For conspiracy theory, one asks about 9/11, faked moon landing, illuminati, UFO hidden research (not UFO’s in general—there are unidentified objects flying around), aliens, one world government, etc.
When addressing climate change, a series of questions is preferable. Does the person believe the climate is changing more than in the past? How much of this does the person attribute to humans? (A sliding scale of 1 to 10 or something similar will give a more accurate reading.) How much does the person trust the IPCC to accurately report climate change? Is consensus important in science? How far should humans go in trying to stop climate change (list of proposals with y/n options—things like switching to renewables, shutting down coal plants, giving money to the UN, and so forth. The proposals should range from minor changes to worldwide changes, voluntary versus involuntary).
If one does not get a wide variety of responses from both sides of the debate, the ad should be ran again. Ideally, the pro and con should be close to equal. If you cannot achieve this, it needs to be clearly indicated in the study.
The data from the surveys is then compiled. One then separated belief from skepticism (if you used a sliding scale for belief that humans caused climate change, this variable should be subdivided to each section of the scale—how many believed it was a 5, how many believed it was a 6, etc). One then separates the conspiracy/science belief data for each group. Then one calculates what percentage of each group answered affirmatively to the conspiracy/science questions. Both sides scores must be reported. It is not appropriate to report only one side.
This shows only the correlation between beliefs, not the reason or cause for the beliefs. That should be made clear. It may be that the people who believe in conspiracies are more likely to question things, resulting in a higher number questioning or disbelieving climate change. This does not mean that those who question climate change are conspiracy theorists—it means conspiracy theorists question things more and are less trusting, resulting in their questioning climate change. They may perceive it as a conspiracy, also. Not all persons will believe in climate change and conspiracies, not all skeptics will believe climate change is in error and conspiracies are true.
Such a study is only useful if one is looking for ways to approach people about climate change science in the hope of changing their views to reflect the view preferred by the presenter. If one wants to know how to convince skeptics of climate change and human causes, it may be useful to know if they are also believers in other parts of science. It does not prove the individual’s belief in climate science is wrong—people can easily be wrong in one area and right in another.

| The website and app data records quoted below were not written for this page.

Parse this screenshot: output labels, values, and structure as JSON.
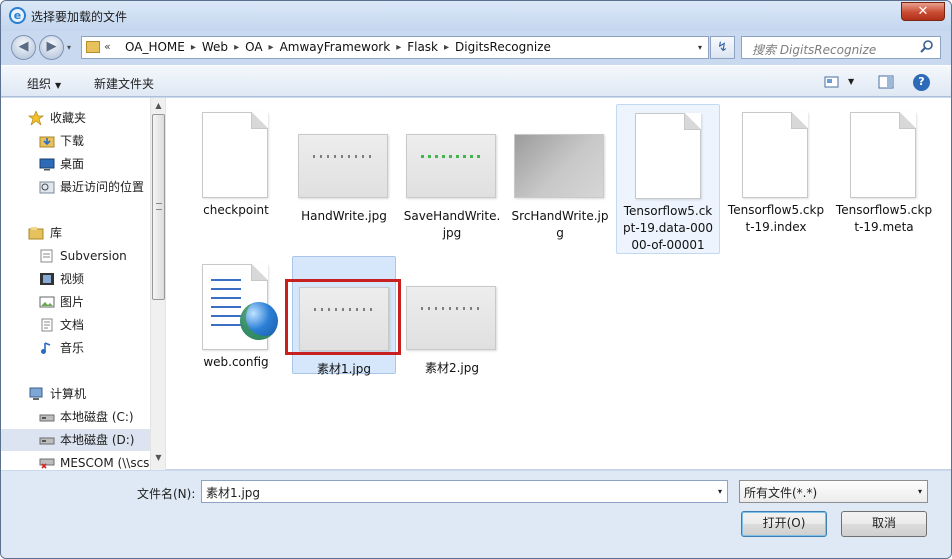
{
  "window": {
    "title": "选择要加载的文件",
    "close_glyph": "✕",
    "title_icon_glyph": "e"
  },
  "nav": {
    "back_glyph": "◀",
    "forward_glyph": "▶",
    "dropdown_glyph": "▾",
    "refresh_glyph": "↯"
  },
  "address": {
    "chevron": "«",
    "crumbs": [
      "OA_HOME",
      "Web",
      "OA",
      "AmwayFramework",
      "Flask",
      "DigitsRecognize"
    ],
    "separator": "▸"
  },
  "search": {
    "placeholder": "搜索 DigitsRecognize"
  },
  "toolbar": {
    "organize_label": "组织",
    "new_folder_label": "新建文件夹",
    "caret": "▼",
    "view_icon": "view-icon",
    "preview_pane_icon": "preview-pane-icon",
    "help_glyph": "?"
  },
  "sidebar": {
    "favorites": {
      "label": "收藏夹",
      "items": [
        {
          "label": "下载",
          "icon": "downloads-icon"
        },
        {
          "label": "桌面",
          "icon": "desktop-icon"
        },
        {
          "label": "最近访问的位置",
          "icon": "recent-places-icon"
        }
      ]
    },
    "libraries": {
      "label": "库",
      "items": [
        {
          "label": "Subversion",
          "icon": "subversion-icon"
        },
        {
          "label": "视频",
          "icon": "video-icon"
        },
        {
          "label": "图片",
          "icon": "pictures-icon"
        },
        {
          "label": "文档",
          "icon": "documents-icon"
        },
        {
          "label": "音乐",
          "icon": "music-icon"
        }
      ]
    },
    "computer": {
      "label": "计算机",
      "items": [
        {
          "label": "本地磁盘 (C:)",
          "icon": "drive-icon"
        },
        {
          "label": "本地磁盘 (D:)",
          "icon": "drive-icon",
          "selected": true
        },
        {
          "label": "MESCOM (\\\\scs",
          "icon": "network-drive-icon"
        }
      ]
    },
    "scroll_up": "▲",
    "scroll_down": "▼"
  },
  "files": [
    {
      "name": "checkpoint",
      "kind": "document"
    },
    {
      "name": "HandWrite.jpg",
      "kind": "image",
      "dots": "gray"
    },
    {
      "name": "SaveHandWrite.jpg",
      "kind": "image",
      "dots": "green"
    },
    {
      "name": "SrcHandWrite.jpg",
      "kind": "image",
      "dots": "none",
      "dark": true
    },
    {
      "name": "Tensorflow5.ckpt-19.data-00000-of-00001",
      "kind": "document",
      "hover": true
    },
    {
      "name": "Tensorflow5.ckpt-19.index",
      "kind": "document"
    },
    {
      "name": "Tensorflow5.ckpt-19.meta",
      "kind": "document"
    },
    {
      "name": "web.config",
      "kind": "config"
    },
    {
      "name": "素材1.jpg",
      "kind": "image",
      "dots": "gray",
      "selected": true,
      "highlight": true
    },
    {
      "name": "素材2.jpg",
      "kind": "image",
      "dots": "gray"
    }
  ],
  "footer": {
    "filename_label": "文件名(N):",
    "filename_value": "素材1.jpg",
    "filetype_value": "所有文件(*.*)",
    "open_label": "打开(O)",
    "cancel_label": "取消",
    "dropdown_glyph": "▾"
  },
  "colors": {
    "highlight_box": "#c82020",
    "selection": "#d7e7fb",
    "window_frame": "#c9daf0"
  }
}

If you use the internet, you only survey those who are into electric media. This may not be a serious limitation since much of climate science is debated on blogs, but it is worth noting. Persons who are very much into conspiracy theories may avoid the internet. Their beliefs will not be represented. A mailing might help, though admittedly some persons will be too suspicious to answer the survey.
Results of the survey, if properly set up, can be used to look at other correlations between religion, politics, etc. Again, none of this addresses the truth or falsity of the beliefs, only correlation. The results may be useful in formulating a possible way to convert those with unwanted views (unwanted from whomever’s point of view) or to attempt to discredit the opposing view, as in the case of the unscientific Lewandosky. In other words, this is a marketing study.